§ Stored data:
====

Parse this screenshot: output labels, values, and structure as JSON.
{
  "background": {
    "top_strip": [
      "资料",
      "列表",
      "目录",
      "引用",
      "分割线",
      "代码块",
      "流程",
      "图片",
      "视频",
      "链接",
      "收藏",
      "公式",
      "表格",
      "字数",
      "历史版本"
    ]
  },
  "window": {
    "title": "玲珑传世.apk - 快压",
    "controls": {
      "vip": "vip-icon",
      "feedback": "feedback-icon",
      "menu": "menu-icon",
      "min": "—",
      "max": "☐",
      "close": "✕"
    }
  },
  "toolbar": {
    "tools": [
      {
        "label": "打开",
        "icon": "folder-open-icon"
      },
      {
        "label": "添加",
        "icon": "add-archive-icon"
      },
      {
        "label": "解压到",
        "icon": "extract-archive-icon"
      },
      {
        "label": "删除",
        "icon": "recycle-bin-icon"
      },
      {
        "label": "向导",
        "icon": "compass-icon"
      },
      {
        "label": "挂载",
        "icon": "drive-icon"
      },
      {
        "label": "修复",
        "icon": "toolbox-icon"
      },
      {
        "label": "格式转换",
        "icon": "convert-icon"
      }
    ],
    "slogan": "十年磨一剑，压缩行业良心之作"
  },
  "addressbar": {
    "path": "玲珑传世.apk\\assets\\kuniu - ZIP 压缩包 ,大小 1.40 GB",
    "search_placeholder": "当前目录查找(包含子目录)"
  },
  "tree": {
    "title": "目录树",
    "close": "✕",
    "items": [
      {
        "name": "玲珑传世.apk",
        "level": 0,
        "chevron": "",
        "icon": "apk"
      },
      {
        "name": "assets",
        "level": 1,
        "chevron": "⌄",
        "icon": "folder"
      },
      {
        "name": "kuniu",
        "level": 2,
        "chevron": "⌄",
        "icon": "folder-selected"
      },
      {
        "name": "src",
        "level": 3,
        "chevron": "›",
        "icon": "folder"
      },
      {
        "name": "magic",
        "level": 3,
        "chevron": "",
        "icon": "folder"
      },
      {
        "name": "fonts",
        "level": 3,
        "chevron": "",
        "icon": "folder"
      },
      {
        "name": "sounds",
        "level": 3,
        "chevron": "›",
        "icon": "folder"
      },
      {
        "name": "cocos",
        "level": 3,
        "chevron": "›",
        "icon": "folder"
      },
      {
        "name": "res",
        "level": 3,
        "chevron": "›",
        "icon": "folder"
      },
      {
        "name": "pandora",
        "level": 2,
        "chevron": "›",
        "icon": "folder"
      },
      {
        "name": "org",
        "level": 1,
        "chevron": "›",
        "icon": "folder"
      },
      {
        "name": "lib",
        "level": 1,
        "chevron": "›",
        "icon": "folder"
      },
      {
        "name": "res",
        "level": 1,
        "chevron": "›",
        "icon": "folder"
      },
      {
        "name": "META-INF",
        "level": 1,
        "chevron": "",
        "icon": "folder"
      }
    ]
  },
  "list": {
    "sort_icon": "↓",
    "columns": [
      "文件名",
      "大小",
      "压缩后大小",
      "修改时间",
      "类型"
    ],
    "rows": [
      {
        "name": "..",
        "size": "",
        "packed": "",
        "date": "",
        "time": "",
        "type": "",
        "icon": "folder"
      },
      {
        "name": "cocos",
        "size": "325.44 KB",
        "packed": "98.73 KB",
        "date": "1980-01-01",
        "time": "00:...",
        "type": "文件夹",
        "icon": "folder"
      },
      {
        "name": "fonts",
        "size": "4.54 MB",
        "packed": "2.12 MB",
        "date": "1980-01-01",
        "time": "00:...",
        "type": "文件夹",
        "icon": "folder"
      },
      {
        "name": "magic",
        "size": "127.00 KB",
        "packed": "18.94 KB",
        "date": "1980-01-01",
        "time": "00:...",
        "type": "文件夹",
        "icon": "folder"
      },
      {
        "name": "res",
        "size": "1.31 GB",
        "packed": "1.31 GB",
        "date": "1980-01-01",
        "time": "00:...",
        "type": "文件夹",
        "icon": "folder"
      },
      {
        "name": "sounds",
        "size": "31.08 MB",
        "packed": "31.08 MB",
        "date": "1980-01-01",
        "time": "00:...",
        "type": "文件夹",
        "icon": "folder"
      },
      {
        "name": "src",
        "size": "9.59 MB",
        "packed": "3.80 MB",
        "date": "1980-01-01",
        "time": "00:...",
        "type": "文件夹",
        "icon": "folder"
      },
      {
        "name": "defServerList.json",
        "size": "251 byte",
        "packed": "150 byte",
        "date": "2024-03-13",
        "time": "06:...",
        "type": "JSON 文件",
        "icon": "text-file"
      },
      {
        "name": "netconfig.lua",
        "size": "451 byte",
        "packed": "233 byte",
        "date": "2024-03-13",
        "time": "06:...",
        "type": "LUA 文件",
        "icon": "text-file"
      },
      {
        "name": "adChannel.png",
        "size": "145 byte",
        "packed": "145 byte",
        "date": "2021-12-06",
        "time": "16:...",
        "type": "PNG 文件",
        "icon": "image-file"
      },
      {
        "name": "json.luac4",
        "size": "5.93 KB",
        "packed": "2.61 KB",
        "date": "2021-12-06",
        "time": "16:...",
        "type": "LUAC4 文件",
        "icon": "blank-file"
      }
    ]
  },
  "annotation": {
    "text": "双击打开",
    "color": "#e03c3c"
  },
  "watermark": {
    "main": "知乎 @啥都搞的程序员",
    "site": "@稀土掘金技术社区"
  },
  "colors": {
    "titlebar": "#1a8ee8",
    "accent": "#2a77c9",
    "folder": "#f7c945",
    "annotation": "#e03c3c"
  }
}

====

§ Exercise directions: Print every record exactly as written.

§ Written reply:
Parse this screenshot: output labels, values, and structure as JSON.
{
  "background": {
    "top_strip": [
      "资料",
      "列表",
      "目录",
      "引用",
      "分割线",
      "代码块",
      "流程",
      "图片",
      "视频",
      "链接",
      "收藏",
      "公式",
      "表格",
      "字数",
      "历史版本"
    ]
  },
  "window": {
    "title": "玲珑传世.apk - 快压",
    "controls": {
      "vip": "vip-icon",
      "feedback": "feedback-icon",
      "menu": "menu-icon",
      "min": "—",
      "max": "☐",
      "close": "✕"
    }
  },
  "toolbar": {
    "tools": [
      {
        "label": "打开",
        "icon": "folder-open-icon"
      },
      {
        "label": "添加",
        "icon": "add-archive-icon"
      },
      {
        "label": "解压到",
        "icon": "extract-archive-icon"
      },
      {
        "label": "删除",
        "icon": "recycle-bin-icon"
      },
      {
        "label": "向导",
        "icon": "compass-icon"
      },
      {
        "label": "挂载",
        "icon": "drive-icon"
      },
      {
        "label": "修复",
        "icon": "toolbox-icon"
      },
      {
        "label": "格式转换",
        "icon": "convert-icon"
      }
    ],
    "slogan": "十年磨一剑，压缩行业良心之作"
  },
  "addressbar": {
    "path": "玲珑传世.apk\\assets\\kuniu - ZIP 压缩包 ,大小 1.40 GB",
    "search_placeholder": "当前目录查找(包含子目录)"
  },
  "tree": {
    "title": "目录树",
    "close": "✕",
    "items": [
      {
        "name": "玲珑传世.apk",
        "level": 0,
        "chevron": "",
        "icon": "apk"
      },
      {
        "name": "assets",
        "level": 1,
        "chevron": "⌄",
        "icon": "folder"
      },
      {
        "name": "kuniu",
        "level": 2,
        "chevron": "⌄",
        "icon": "folder-selected"
      },
      {
        "name": "src",
        "level": 3,
        "chevron": "›",
        "icon": "folder"
      },
      {
        "name": "magic",
        "level": 3,
        "chevron": "",
        "icon": "folder"
      },
      {
        "name": "fonts",
        "level": 3,
        "chevron": "",
        "icon": "folder"
      },
      {
        "name": "sounds",
        "level": 3,
        "chevron": "›",
        "icon": "folder"
      },
      {
        "name": "cocos",
        "level": 3,
        "chevron": "›",
        "icon": "folder"
      },
      {
        "name": "res",
        "level": 3,
        "chevron": "›",
        "icon": "folder"
      },
      {
        "name": "pandora",
        "level": 2,
        "chevron": "›",
        "icon": "folder"
      },
      {
        "name": "org",
        "level": 1,
        "chevron": "›",
        "icon": "folder"
      },
      {
        "name": "lib",
        "level": 1,
        "chevron": "›",
        "icon": "folder"
      },
      {
        "name": "res",
        "level": 1,
        "chevron": "›",
        "icon": "folder"
      },
      {
        "name": "META-INF",
        "level": 1,
        "chevron": "",
        "icon": "folder"
      }
    ]
  },
  "list": {
    "sort_icon": "↓",
    "columns": [
      "文件名",
      "大小",
      "压缩后大小",
      "修改时间",
      "类型"
    ],
    "rows": [
      {
        "name": "..",
        "size": "",
        "packed": "",
        "date": "",
        "time": "",
        "type": "",
        "icon": "folder"
      },
      {
        "name": "cocos",
        "size": "325.44 KB",
        "packed": "98.73 KB",
        "date": "1980-01-01",
        "time": "00:...",
        "type": "文件夹",
        "icon": "folder"
      },
      {
        "name": "fonts",
        "size": "4.54 MB",
        "packed": "2.12 MB",
        "date": "1980-01-01",
        "time": "00:...",
        "type": "文件夹",
        "icon": "folder"
      },
      {
        "name": "magic",
        "size": "127.00 KB",
        "packed": "18.94 KB",
        "date": "1980-01-01",
        "time": "00:...",
        "type": "文件夹",
        "icon": "folder"
      },
      {
        "name": "res",
        "size": "1.31 GB",
        "packed": "1.31 GB",
        "date": "1980-01-01",
        "time": "00:...",
        "type": "文件夹",
        "icon": "folder"
      },
      {
        "name": "sounds",
        "size": "31.08 MB",
        "packed": "31.08 MB",
        "date": "1980-01-01",
        "time": "00:...",
        "type": "文件夹",
        "icon": "folder"
      },
      {
        "name": "src",
        "size": "9.59 MB",
        "packed": "3.80 MB",
        "date": "1980-01-01",
        "time": "00:...",
        "type": "文件夹",
        "icon": "folder"
      },
      {
        "name": "defServerList.json",
        "size": "251 byte",
        "packed": "150 byte",
        "date": "2024-03-13",
        "time": "06:...",
        "type": "JSON 文件",
        "icon": "text-file"
      },
      {
        "name": "netconfig.lua",
        "size": "451 byte",
        "packed": "233 byte",
        "date": "2024-03-13",
        "time": "06:...",
        "type": "LUA 文件",
        "icon": "text-file"
      },
      {
        "name": "adChannel.png",
        "size": "145 byte",
        "packed": "145 byte",
        "date": "2021-12-06",
        "time": "16:...",
        "type": "PNG 文件",
        "icon": "image-file"
      },
      {
        "name": "json.luac4",
        "size": "5.93 KB",
        "packed": "2.61 KB",
        "date": "2021-12-06",
        "time": "16:...",
        "type": "LUAC4 文件",
        "icon": "blank-file"
      }
    ]
  },
  "annotation": {
    "text": "双击打开",
    "color": "#e03c3c"
  },
  "watermark": {
    "main": "知乎 @啥都搞的程序员",
    "site": "@稀土掘金技术社区"
  },
  "colors": {
    "titlebar": "#1a8ee8",
    "accent": "#2a77c9",
    "folder": "#f7c945",
    "annotation": "#e03c3c"
  }
}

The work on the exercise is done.